It has been an offseason of dramatic change on and off the playing field, and Detroit Lions running back Kerryon Johnson welcomes those changes with an eye on what they can mean in the future.
On the playing field, Johnson likes the addition of D’Andre Swift, a multi-talented running back drafted with the third pick in the second round in April.
And away from the field, Johnson has embraced discussions among teammates and the impact of demonstrations and protests regarding social justice and police brutality stemming from the May 25 killing of George Floyd by a Minneapolis policeman.

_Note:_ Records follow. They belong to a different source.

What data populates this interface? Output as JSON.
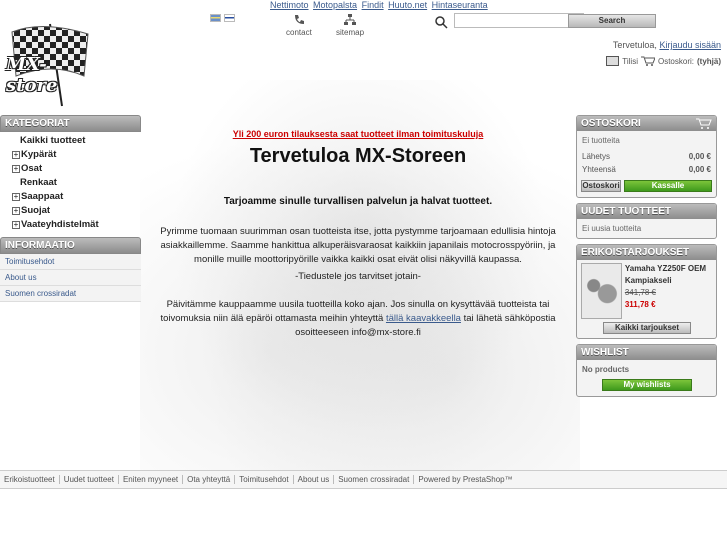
{
  "top_links": [
    "Nettimoto",
    "Motopalsta",
    "Findit",
    "Huuto.net",
    "Hintaseuranta"
  ],
  "top_icons": {
    "contact": "contact",
    "sitemap": "sitemap"
  },
  "logo_text": "MX-store",
  "search": {
    "value": "",
    "button": "Search"
  },
  "header": {
    "welcome": "Tervetuloa,",
    "login": "Kirjaudu sisään",
    "account": "Tilisi",
    "cart_label": "Ostoskori:",
    "cart_state": "(tyhjä)"
  },
  "left": {
    "categories_title": "KATEGORIAT",
    "categories": [
      {
        "label": "Kaikki tuotteet",
        "expand": false
      },
      {
        "label": "Kypärät",
        "expand": true
      },
      {
        "label": "Osat",
        "expand": true
      },
      {
        "label": "Renkaat",
        "expand": false
      },
      {
        "label": "Saappaat",
        "expand": true
      },
      {
        "label": "Suojat",
        "expand": true
      },
      {
        "label": "Vaateyhdistelmät",
        "expand": true
      }
    ],
    "info_title": "INFORMAATIO",
    "info": [
      "Toimitusehdot",
      "About us",
      "Suomen crossiradat"
    ]
  },
  "main": {
    "promo": "Yli 200 euron tilauksesta saat tuotteet ilman toimituskuluja",
    "title": "Tervetuloa MX-Storeen",
    "lead": "Tarjoamme sinulle turvallisen palvelun ja halvat tuotteet.",
    "para1": "Pyrimme tuomaan suurimman osan tuotteista itse, jotta pystymme tarjoamaan edullisia hintoja asiakkaillemme. Saamme hankittua alkuperäisvaraosat kaikkiin japanilais motocrosspyöriin, ja monille muille moottoripyörille vaikka kaikki osat eivät olisi näkyvillä kaupassa.",
    "para2": "-Tiedustele jos tarvitset jotain-",
    "para3a": "Päivitämme kauppaamme uusila tuotteilla koko ajan. Jos sinulla on kysyttävää tuotteista tai toivomuksia niin älä epäröi ottamasta meihin yhteyttä",
    "para3_link": "tällä kaavakkeella",
    "para3b": "tai lähetä sähköpostia osoitteeseen info@mx-store.fi"
  },
  "right": {
    "cart_title": "OSTOSKORI",
    "cart_empty": "Ei tuotteita",
    "shipping_label": "Lähetys",
    "shipping_value": "0,00 €",
    "total_label": "Yhteensä",
    "total_value": "0,00 €",
    "cart_btn": "Ostoskori",
    "checkout_btn": "Kassalle",
    "new_title": "UUDET TUOTTEET",
    "new_empty": "Ei uusia tuotteita",
    "specials_title": "ERIKOISTARJOUKSET",
    "special_name": "Yamaha YZ250F OEM Kampiakseli",
    "special_old": "341,78 €",
    "special_new": "311,78 €",
    "all_specials": "Kaikki tarjoukset",
    "wishlist_title": "WISHLIST",
    "wishlist_empty": "No products",
    "wishlist_btn": "My wishlists"
  },
  "footer": [
    "Erikoistuotteet",
    "Uudet tuotteet",
    "Eniten myyneet",
    "Ota yhteyttä",
    "Toimitusehdot",
    "About us",
    "Suomen crossiradat",
    "Powered by PrestaShop™"
  ]
}
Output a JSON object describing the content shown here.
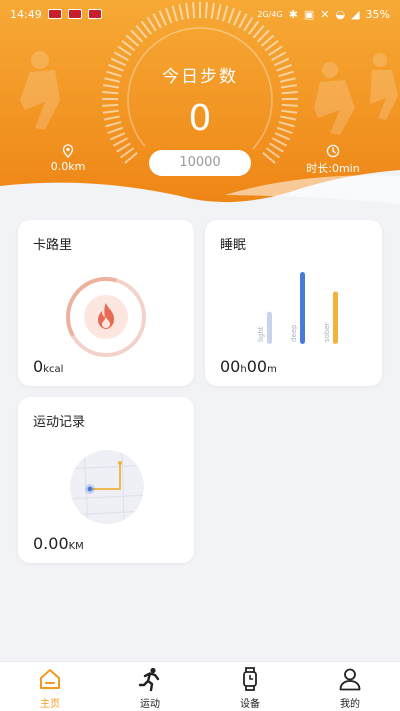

"This is something that's been going on for a long time," Johnson said Wednesday in a Zoom interview from his home in Huntsville, Ala. "I think people on both sides are getting fed up.
"That's how, to me, you solve a problem. There has to be equal outrage from all parties involved. At the end of the day, everybody wants to live happily. Everybody wants to live peacefully. Everybody wants to live freely.
"Hopefully, change can come. It may take years. It may take decades."
Head coach Matt Patricia had the team discuss the social issues in two days of meetings last week. There were powerful exchanges, based on what safety Duron Harmon and center Frank Ragnow said in interviews with the media last Friday.
"I enjoy our team keeping up with it," Johnson said. "I enjoy the conversations we had. It was very eye opening."
Johnson was not blindsided when the Lions drafted Swift, although he said he did not watch the draft. He watched two movies of the Harry Potter series (Harry Potter and the Deathly Hallows, Parts 1 & 2).
When healthy, Johnson has been a productive player in his two seasons with the Lions. In 18 games he has rushed for 1,044 yards and five TDs. He also has 42 receptions for 340 yards and two TDs.
However, knee injuries forced him to miss 14 games – six as a rookie and eight in 2019.
"I knew we were going to draft a running back eventually," Johnson said. "I love having a running mate. I love winning games."
He is well aware of what Swift can add to the running game and the overall offense from competing against him while playing for Auburn in the SEC. Swift played at Georgia.
"I'm excited; he's a phenomenal player," Johnson said. "I remember playing against him in college. I hated seeing him every time.
"That kid ... every time he steps on the field, he's lightning in a bottle. He's a threat to go 80 yards, 70, 60 every time he touches it. I can learn from him, and he can learn from me."
Johnson sees himself and Swift as having complementary running styles.
"We're two different people," he said. "He's a lot more elusive than I am. I think everybody would agree with that. Having multiple backs capable of running the football ... whether the style is different or the style is the same, it takes stress off one another."
There has been a reshuffle up front on the offensive line. Left tackle Taylor Decker and Ragnow are the only returning starters who are certain to be back at their position. Both guards and right tackle could have new starters.
"We have had a lot of movement," Johnson said. "With movement comes opportunity. We have a lot of guys who've played a lot of football. We have a lot of guys that are versatile.
"At the end of the day, they move people. I run."